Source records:
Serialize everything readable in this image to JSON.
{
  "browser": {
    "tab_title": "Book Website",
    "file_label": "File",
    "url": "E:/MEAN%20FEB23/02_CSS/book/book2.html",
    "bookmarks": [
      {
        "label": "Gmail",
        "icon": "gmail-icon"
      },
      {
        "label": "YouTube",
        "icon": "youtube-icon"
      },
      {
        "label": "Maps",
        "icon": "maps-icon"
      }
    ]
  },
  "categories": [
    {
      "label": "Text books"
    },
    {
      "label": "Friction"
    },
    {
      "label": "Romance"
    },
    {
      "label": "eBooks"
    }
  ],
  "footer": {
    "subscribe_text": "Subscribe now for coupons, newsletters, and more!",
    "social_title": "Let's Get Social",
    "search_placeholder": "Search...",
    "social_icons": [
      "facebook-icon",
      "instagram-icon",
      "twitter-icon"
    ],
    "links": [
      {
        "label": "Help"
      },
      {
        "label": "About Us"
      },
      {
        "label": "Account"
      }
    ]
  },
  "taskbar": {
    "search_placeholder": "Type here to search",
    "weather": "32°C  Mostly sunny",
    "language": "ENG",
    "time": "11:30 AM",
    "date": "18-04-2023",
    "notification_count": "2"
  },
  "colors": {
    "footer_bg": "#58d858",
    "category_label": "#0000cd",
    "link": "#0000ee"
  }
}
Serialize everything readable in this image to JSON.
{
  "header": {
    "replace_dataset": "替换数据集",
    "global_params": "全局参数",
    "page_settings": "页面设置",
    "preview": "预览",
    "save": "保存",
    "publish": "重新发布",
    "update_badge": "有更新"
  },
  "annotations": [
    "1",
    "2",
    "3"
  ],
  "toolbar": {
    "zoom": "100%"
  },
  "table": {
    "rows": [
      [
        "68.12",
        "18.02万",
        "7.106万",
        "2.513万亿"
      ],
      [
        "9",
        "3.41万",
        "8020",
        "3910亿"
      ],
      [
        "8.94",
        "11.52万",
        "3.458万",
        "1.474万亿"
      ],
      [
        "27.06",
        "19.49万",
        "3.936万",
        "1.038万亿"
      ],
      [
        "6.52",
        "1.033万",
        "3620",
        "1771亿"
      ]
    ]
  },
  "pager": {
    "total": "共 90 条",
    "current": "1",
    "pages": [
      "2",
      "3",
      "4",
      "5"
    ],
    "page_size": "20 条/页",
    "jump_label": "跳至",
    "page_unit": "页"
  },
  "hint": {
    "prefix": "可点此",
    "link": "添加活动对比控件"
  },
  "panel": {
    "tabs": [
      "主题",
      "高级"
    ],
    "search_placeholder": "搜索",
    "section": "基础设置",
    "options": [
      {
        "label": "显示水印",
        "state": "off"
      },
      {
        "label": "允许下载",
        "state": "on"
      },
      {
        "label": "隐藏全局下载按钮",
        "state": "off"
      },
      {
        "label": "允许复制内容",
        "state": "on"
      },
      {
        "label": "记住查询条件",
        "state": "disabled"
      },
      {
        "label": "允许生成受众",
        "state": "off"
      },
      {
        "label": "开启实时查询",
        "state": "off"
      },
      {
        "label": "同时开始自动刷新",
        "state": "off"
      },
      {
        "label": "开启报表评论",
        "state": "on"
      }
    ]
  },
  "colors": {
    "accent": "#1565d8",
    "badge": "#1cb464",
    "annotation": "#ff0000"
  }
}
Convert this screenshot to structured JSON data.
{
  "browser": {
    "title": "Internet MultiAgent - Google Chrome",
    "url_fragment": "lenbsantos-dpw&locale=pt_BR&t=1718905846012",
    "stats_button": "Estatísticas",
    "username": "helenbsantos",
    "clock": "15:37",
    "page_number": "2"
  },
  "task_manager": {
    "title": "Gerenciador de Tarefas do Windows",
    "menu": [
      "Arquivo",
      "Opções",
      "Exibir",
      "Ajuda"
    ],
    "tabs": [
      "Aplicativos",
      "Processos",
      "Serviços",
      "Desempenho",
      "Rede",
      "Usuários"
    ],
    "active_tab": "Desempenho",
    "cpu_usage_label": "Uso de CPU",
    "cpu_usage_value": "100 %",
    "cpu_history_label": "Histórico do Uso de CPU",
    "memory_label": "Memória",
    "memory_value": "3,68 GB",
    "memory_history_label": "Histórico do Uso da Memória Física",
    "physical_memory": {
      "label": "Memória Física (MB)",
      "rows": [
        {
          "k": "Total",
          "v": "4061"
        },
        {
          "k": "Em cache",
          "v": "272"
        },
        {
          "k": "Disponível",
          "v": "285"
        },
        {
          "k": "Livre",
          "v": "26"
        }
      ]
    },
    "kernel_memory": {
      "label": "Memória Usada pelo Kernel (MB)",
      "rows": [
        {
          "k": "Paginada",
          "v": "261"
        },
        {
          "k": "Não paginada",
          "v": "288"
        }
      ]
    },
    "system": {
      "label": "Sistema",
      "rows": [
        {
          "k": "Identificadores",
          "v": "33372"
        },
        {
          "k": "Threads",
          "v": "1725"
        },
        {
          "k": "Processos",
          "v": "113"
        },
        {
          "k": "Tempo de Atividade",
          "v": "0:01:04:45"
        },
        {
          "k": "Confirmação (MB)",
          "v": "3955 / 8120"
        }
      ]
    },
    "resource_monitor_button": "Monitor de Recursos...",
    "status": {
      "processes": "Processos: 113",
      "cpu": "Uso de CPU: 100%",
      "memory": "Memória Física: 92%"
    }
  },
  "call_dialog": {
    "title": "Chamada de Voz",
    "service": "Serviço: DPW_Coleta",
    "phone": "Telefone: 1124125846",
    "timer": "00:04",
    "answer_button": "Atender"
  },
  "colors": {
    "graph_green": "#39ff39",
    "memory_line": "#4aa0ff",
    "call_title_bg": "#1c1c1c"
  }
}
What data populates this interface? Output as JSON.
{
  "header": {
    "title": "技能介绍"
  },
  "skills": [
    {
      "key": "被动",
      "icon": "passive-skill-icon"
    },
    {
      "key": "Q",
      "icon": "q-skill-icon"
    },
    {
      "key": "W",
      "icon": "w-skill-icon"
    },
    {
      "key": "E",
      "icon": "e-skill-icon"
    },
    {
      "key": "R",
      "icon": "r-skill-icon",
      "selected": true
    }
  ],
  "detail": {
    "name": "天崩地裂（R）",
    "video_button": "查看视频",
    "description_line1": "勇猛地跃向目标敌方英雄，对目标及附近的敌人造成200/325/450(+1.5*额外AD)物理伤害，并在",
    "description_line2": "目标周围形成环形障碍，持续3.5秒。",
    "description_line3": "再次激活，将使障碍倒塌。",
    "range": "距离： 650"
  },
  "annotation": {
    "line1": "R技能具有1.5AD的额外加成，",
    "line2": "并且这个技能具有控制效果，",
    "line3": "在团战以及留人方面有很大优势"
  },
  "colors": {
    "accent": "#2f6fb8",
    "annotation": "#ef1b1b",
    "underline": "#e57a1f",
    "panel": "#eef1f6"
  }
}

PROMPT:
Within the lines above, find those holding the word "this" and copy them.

YOUR SOLUTION:
Serialize everything readable in this image to JSON.
Serialize everything readable in this image to JSON.
Convert this screenshot to structured JSON data.
What data populates this interface? Output as JSON.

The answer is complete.